##### DATA LISTING

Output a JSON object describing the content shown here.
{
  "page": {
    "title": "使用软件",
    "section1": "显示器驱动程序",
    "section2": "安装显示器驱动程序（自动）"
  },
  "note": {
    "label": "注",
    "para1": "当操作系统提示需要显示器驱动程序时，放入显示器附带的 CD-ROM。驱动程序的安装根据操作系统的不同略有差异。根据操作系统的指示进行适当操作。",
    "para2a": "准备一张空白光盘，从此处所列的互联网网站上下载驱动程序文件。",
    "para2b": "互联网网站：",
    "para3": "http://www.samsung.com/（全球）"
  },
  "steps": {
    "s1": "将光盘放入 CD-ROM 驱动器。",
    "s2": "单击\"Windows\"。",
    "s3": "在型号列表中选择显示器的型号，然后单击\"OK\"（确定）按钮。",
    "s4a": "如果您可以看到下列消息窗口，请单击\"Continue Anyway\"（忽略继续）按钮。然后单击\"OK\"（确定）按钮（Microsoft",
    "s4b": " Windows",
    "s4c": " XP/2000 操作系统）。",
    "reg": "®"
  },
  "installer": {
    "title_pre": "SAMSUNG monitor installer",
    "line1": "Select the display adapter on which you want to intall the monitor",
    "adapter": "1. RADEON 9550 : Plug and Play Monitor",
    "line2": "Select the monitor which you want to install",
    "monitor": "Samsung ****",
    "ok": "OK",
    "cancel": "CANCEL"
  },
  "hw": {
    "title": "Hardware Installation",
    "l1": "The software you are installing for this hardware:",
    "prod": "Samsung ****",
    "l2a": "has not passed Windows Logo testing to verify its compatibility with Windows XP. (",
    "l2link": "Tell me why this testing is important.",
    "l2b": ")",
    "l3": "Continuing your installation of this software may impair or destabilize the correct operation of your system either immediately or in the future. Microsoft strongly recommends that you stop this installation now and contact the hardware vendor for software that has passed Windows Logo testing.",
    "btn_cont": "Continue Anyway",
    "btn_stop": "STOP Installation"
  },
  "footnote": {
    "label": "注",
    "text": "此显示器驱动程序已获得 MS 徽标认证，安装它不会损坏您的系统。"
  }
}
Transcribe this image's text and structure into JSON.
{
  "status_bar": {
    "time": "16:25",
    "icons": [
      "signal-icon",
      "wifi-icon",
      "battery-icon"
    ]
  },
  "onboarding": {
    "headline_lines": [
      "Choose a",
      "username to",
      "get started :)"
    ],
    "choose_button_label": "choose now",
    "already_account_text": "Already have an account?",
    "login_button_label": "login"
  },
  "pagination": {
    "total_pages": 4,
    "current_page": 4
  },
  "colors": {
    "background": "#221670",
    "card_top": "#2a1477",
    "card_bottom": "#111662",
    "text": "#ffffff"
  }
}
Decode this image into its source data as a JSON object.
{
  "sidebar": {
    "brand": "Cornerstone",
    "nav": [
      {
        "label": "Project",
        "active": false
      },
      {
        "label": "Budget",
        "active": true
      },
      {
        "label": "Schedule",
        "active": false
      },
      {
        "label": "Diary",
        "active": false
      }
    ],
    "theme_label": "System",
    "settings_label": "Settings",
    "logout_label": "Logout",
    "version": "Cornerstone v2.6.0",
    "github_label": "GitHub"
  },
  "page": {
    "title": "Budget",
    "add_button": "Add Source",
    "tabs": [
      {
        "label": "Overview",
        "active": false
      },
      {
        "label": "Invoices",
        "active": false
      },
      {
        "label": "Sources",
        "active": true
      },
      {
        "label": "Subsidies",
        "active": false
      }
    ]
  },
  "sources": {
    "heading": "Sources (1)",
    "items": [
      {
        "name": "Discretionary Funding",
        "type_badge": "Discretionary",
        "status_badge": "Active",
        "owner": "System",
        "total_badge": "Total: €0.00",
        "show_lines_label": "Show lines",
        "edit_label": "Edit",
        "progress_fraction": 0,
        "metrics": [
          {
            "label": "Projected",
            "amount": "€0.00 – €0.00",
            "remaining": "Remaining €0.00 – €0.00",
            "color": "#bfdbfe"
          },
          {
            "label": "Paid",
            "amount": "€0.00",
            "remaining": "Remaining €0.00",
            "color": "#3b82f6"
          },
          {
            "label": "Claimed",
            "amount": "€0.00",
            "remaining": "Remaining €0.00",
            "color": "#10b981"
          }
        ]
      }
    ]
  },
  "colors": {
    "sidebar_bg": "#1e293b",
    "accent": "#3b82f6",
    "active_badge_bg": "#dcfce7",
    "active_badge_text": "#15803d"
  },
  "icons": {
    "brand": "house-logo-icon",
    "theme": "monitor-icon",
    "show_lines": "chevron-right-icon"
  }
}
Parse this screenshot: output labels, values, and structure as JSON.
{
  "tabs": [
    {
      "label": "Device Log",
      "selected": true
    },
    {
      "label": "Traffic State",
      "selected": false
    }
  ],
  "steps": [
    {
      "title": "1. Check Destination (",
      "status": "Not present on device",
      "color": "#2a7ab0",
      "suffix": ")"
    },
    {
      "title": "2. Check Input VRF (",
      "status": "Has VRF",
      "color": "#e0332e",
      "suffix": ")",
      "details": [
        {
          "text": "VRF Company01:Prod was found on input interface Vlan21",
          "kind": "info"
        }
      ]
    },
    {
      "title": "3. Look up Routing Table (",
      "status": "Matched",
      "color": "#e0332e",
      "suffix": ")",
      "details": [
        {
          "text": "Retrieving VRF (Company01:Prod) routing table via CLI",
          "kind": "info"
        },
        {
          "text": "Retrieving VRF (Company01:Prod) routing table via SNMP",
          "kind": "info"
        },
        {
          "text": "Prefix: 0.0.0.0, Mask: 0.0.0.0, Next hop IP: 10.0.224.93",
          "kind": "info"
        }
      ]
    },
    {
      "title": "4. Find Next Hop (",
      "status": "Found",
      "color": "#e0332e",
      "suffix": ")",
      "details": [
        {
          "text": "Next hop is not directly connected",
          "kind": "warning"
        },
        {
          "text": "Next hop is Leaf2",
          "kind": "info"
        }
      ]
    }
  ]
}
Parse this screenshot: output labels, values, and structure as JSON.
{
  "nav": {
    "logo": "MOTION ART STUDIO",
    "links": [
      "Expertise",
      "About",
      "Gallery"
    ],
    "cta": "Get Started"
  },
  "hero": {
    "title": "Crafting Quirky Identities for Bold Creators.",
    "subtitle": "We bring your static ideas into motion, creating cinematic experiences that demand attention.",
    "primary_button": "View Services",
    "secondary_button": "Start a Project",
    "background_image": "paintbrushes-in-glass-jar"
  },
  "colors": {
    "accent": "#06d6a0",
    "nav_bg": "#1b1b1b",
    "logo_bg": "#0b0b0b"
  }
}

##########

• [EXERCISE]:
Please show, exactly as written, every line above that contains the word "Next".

• [RESULT OF THIS EXERCISE]:
          "text": "Prefix: 0.0.0.0, Mask: 0.0.0.0, Next hop IP: 10.0.224.93",
      "title": "4. Find Next Hop (",
          "text": "Next hop is not directly connected",
          "text": "Next hop is Leaf2",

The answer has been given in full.